I don’t seem to feel like ‘just relaxing.’ I am geared up for big action with groceries in the refrigerator.
I now have a better idea why there is such a demand for the many listings of social activities on the Internet. It started me thinking about my own lifestyle. How would I fill my hours if I lived in an apartment with few floors to vacuum and no yard to tend? What if I had never had a family with the responsibilities and joys of children and parents? What if I weren’t energized by community events and programs? What would I do if I didn’t find stimulation in art production or presentations? How would I have filled my days if crowds frightened me or physical conditions limited my mobility? And what would I use as material for my newspaper column if I didn’t have these questions?
It is amazing how a disruption in our regular schedules allows us to stop for a while and look at ourselves and our world in a new light. Winter is not a bad time of year for that kind of an appraisal. I began to realize that I have continued with the kind of life I maintained in previous years and that, maybe, parts of it didn’t work today.
We do have choices in this world. I need to reach out to new friends and new activities. I am not a young chick, but I still have some years ahead. It is a good moment for me to lay out my activities, my capacities and my dreams, to see where they mesh and where they really don’t. It would be too bad to wake up one morning and find that life was about over and that I hadn’t led the life I wanted to, but simply followed whatever came my way.
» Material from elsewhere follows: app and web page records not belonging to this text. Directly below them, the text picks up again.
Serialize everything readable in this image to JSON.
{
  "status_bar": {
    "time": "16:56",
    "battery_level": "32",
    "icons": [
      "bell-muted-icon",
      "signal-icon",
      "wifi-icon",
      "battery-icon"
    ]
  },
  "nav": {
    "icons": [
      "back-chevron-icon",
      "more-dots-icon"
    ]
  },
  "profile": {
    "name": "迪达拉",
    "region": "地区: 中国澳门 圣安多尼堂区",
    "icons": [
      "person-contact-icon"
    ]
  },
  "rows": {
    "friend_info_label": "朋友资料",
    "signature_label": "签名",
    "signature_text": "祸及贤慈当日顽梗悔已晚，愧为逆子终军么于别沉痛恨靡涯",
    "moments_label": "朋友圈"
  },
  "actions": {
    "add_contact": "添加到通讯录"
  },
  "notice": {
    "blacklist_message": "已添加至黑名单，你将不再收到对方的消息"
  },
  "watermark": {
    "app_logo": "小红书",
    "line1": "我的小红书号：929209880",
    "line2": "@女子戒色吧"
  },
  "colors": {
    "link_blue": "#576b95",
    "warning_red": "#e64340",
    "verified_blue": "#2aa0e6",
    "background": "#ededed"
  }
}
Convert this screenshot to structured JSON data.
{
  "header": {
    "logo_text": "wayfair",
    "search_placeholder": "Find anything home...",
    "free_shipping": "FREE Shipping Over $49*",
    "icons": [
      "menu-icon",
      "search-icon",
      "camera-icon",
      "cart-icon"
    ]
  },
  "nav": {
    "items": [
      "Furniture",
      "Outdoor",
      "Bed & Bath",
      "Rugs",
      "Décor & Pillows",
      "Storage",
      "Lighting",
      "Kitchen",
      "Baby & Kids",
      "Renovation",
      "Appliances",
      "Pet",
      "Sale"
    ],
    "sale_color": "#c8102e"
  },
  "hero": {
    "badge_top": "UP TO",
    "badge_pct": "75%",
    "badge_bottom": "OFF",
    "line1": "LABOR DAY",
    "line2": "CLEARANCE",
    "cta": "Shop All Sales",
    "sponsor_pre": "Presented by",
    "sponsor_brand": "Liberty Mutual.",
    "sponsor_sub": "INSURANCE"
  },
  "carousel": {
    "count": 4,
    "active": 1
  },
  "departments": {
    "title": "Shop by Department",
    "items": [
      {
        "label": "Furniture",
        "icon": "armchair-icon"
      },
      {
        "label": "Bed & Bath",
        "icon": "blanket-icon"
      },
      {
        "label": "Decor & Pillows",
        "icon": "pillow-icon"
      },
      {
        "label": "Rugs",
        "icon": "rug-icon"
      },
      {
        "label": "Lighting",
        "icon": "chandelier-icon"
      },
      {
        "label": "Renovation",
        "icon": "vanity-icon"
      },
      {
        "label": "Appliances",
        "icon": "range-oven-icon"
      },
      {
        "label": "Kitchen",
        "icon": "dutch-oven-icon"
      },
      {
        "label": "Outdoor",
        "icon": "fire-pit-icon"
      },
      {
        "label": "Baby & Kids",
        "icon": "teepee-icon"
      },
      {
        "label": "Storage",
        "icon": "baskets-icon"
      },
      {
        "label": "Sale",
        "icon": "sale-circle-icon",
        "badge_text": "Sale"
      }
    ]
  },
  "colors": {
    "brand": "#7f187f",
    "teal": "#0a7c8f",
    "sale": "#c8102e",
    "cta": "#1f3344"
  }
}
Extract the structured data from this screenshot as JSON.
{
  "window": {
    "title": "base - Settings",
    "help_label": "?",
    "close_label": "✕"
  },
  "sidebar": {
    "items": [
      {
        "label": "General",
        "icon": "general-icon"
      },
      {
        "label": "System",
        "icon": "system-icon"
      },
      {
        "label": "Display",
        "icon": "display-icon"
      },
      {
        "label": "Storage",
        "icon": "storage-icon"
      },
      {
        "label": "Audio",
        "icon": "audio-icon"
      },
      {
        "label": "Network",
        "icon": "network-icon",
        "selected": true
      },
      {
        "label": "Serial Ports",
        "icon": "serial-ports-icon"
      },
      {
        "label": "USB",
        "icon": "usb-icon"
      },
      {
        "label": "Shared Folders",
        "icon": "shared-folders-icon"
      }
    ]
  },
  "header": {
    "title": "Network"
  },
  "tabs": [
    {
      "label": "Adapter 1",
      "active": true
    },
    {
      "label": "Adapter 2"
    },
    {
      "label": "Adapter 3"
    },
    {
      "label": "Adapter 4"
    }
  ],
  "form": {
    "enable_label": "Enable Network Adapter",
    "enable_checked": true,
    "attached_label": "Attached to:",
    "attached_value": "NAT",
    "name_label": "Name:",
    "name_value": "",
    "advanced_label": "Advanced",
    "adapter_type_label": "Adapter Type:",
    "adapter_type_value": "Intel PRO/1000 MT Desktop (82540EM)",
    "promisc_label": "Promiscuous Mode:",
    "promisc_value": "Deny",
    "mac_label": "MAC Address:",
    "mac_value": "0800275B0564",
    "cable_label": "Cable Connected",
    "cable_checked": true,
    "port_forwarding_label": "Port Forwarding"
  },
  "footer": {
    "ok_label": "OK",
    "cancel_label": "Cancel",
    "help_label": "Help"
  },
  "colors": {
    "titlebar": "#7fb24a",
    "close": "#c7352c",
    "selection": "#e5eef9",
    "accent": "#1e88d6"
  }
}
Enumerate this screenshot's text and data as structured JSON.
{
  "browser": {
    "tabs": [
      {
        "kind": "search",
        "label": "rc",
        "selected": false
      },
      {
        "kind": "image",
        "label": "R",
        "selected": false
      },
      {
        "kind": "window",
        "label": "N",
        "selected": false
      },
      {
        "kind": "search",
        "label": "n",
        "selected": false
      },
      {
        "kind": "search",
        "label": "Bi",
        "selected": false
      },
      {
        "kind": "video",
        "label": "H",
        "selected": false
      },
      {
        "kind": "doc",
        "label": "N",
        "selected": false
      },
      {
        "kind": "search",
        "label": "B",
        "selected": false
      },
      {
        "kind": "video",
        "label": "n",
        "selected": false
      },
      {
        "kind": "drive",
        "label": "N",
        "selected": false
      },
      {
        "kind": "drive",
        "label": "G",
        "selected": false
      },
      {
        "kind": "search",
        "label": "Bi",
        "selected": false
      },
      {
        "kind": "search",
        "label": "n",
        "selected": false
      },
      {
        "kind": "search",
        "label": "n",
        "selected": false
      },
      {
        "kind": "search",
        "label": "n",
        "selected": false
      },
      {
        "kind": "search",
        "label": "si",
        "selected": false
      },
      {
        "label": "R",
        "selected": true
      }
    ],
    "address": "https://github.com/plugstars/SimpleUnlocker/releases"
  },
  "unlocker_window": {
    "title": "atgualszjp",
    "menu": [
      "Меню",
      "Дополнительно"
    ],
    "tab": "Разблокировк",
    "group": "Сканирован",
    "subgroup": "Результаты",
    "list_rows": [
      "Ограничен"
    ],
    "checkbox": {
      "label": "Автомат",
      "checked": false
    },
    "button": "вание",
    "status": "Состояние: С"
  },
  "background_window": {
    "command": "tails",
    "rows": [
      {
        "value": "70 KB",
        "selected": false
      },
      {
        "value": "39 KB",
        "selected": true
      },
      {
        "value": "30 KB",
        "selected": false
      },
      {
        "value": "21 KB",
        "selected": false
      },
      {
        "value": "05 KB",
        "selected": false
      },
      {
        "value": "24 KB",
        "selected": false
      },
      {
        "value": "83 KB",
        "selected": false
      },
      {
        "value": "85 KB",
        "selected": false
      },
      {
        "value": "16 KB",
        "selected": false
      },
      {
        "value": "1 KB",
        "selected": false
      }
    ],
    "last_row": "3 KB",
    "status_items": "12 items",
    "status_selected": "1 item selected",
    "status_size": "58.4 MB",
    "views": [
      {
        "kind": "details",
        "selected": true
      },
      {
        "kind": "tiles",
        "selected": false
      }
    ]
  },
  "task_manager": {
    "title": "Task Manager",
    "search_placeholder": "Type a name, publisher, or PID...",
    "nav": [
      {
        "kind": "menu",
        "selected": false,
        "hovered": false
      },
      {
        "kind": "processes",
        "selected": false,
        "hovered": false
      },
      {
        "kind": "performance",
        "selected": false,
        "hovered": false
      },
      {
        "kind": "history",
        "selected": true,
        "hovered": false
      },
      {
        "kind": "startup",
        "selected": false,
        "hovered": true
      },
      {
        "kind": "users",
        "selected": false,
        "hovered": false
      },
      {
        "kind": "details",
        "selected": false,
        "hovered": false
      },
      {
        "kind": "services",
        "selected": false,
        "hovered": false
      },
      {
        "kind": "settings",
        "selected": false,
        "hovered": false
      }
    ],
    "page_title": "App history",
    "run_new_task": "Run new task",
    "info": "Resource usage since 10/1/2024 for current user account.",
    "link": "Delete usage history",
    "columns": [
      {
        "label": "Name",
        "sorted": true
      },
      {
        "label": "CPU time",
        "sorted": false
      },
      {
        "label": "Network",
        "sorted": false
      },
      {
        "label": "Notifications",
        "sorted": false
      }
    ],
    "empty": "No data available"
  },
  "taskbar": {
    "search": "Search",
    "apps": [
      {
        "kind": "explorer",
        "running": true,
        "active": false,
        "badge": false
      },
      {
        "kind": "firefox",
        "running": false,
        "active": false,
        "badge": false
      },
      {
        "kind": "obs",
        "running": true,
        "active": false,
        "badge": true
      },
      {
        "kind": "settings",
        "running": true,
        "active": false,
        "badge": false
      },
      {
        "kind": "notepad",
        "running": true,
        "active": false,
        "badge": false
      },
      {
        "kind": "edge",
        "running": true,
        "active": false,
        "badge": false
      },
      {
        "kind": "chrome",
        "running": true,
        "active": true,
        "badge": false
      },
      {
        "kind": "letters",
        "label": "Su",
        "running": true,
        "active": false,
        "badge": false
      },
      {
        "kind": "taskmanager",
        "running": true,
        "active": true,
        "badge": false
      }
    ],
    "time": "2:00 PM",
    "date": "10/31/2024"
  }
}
I pray my sister gets well and comes for her visit. I hope that my home is still ready and clean. However, even if it isn’t, I intend for her to find me a wiser sister that is sharing and doing the best she can in the world in which she finds herself today. My new personal motto is going to be ‘don’t drift ‘ shift.’